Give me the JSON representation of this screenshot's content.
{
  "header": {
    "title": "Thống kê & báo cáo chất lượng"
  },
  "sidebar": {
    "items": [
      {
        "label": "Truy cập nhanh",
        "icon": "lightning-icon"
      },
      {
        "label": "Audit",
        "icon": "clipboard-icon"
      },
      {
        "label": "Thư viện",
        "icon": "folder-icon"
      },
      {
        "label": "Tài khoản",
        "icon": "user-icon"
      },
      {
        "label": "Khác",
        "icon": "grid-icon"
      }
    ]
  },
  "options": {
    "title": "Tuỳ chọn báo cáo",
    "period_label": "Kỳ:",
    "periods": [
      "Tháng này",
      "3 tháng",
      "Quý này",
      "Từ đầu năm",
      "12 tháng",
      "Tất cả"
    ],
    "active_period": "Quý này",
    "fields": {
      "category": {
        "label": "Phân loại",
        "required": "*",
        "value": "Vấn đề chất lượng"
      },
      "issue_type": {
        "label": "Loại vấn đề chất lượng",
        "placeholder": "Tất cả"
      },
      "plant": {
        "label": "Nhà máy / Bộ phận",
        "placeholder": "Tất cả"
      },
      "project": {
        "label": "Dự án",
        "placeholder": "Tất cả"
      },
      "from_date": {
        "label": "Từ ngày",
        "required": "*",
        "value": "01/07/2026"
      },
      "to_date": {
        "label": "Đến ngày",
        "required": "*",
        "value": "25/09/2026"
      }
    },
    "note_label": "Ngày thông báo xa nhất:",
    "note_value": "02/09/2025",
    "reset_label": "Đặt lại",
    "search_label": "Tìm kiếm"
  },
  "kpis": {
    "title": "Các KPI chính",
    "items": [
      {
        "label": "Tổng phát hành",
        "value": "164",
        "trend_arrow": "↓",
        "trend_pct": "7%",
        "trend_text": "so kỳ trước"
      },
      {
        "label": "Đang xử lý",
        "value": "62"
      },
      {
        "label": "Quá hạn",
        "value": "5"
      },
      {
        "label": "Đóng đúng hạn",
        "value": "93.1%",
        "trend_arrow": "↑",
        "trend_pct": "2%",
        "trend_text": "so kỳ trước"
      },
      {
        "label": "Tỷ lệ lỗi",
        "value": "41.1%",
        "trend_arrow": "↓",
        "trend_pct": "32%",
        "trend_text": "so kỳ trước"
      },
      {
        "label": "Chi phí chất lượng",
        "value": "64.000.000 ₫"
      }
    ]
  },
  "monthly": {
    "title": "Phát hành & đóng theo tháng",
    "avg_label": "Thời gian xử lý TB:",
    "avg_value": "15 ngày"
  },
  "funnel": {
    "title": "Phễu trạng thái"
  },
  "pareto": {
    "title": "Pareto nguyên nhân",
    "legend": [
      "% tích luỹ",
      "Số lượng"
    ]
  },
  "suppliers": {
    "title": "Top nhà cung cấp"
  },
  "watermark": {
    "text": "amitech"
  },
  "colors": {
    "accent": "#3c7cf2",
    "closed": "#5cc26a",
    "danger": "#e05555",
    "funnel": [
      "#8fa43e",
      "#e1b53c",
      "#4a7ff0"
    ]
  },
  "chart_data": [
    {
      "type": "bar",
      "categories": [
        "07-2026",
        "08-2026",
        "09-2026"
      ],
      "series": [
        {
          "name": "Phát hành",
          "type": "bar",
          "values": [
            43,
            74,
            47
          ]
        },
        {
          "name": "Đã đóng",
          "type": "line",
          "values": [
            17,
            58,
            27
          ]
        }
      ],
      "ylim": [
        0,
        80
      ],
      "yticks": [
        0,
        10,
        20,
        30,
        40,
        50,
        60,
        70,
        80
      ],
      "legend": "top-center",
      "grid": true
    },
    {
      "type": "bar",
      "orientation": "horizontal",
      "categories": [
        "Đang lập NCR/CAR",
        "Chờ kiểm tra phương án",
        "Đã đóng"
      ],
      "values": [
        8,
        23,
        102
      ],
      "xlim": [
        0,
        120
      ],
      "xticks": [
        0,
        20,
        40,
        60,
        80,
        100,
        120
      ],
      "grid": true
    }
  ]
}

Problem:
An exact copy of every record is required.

Written solution:
Give me the JSON representation of this screenshot's content.
{
  "header": {
    "title": "Thống kê & báo cáo chất lượng"
  },
  "sidebar": {
    "items": [
      {
        "label": "Truy cập nhanh",
        "icon": "lightning-icon"
      },
      {
        "label": "Audit",
        "icon": "clipboard-icon"
      },
      {
        "label": "Thư viện",
        "icon": "folder-icon"
      },
      {
        "label": "Tài khoản",
        "icon": "user-icon"
      },
      {
        "label": "Khác",
        "icon": "grid-icon"
      }
    ]
  },
  "options": {
    "title": "Tuỳ chọn báo cáo",
    "period_label": "Kỳ:",
    "periods": [
      "Tháng này",
      "3 tháng",
      "Quý này",
      "Từ đầu năm",
      "12 tháng",
      "Tất cả"
    ],
    "active_period": "Quý này",
    "fields": {
      "category": {
        "label": "Phân loại",
        "required": "*",
        "value": "Vấn đề chất lượng"
      },
      "issue_type": {
        "label": "Loại vấn đề chất lượng",
        "placeholder": "Tất cả"
      },
      "plant": {
        "label": "Nhà máy / Bộ phận",
        "placeholder": "Tất cả"
      },
      "project": {
        "label": "Dự án",
        "placeholder": "Tất cả"
      },
      "from_date": {
        "label": "Từ ngày",
        "required": "*",
        "value": "01/07/2026"
      },
      "to_date": {
        "label": "Đến ngày",
        "required": "*",
        "value": "25/09/2026"
      }
    },
    "note_label": "Ngày thông báo xa nhất:",
    "note_value": "02/09/2025",
    "reset_label": "Đặt lại",
    "search_label": "Tìm kiếm"
  },
  "kpis": {
    "title": "Các KPI chính",
    "items": [
      {
        "label": "Tổng phát hành",
        "value": "164",
        "trend_arrow": "↓",
        "trend_pct": "7%",
        "trend_text": "so kỳ trước"
      },
      {
        "label": "Đang xử lý",
        "value": "62"
      },
      {
        "label": "Quá hạn",
        "value": "5"
      },
      {
        "label": "Đóng đúng hạn",
        "value": "93.1%",
        "trend_arrow": "↑",
        "trend_pct": "2%",
        "trend_text": "so kỳ trước"
      },
      {
        "label": "Tỷ lệ lỗi",
        "value": "41.1%",
        "trend_arrow": "↓",
        "trend_pct": "32%",
        "trend_text": "so kỳ trước"
      },
      {
        "label": "Chi phí chất lượng",
        "value": "64.000.000 ₫"
      }
    ]
  },
  "monthly": {
    "title": "Phát hành & đóng theo tháng",
    "avg_label": "Thời gian xử lý TB:",
    "avg_value": "15 ngày"
  },
  "funnel": {
    "title": "Phễu trạng thái"
  },
  "pareto": {
    "title": "Pareto nguyên nhân",
    "legend": [
      "% tích luỹ",
      "Số lượng"
    ]
  },
  "suppliers": {
    "title": "Top nhà cung cấp"
  },
  "watermark": {
    "text": "amitech"
  },
  "colors": {
    "accent": "#3c7cf2",
    "closed": "#5cc26a",
    "danger": "#e05555",
    "funnel": [
      "#8fa43e",
      "#e1b53c",
      "#4a7ff0"
    ]
  },
  "chart_data": [
    {
      "type": "bar",
      "categories": [
        "07-2026",
        "08-2026",
        "09-2026"
      ],
      "series": [
        {
          "name": "Phát hành",
          "type": "bar",
          "values": [
            43,
            74,
            47
          ]
        },
        {
          "name": "Đã đóng",
          "type": "line",
          "values": [
            17,
            58,
            27
          ]
        }
      ],
      "ylim": [
        0,
        80
      ],
      "yticks": [
        0,
        10,
        20,
        30,
        40,
        50,
        60,
        70,
        80
      ],
      "legend": "top-center",
      "grid": true
    },
    {
      "type": "bar",
      "orientation": "horizontal",
      "categories": [
        "Đang lập NCR/CAR",
        "Chờ kiểm tra phương án",
        "Đã đóng"
      ],
      "values": [
        8,
        23,
        102
      ],
      "xlim": [
        0,
        120
      ],
      "xticks": [
        0,
        20,
        40,
        60,
        80,
        100,
        120
      ],
      "grid": true
    }
  ]
}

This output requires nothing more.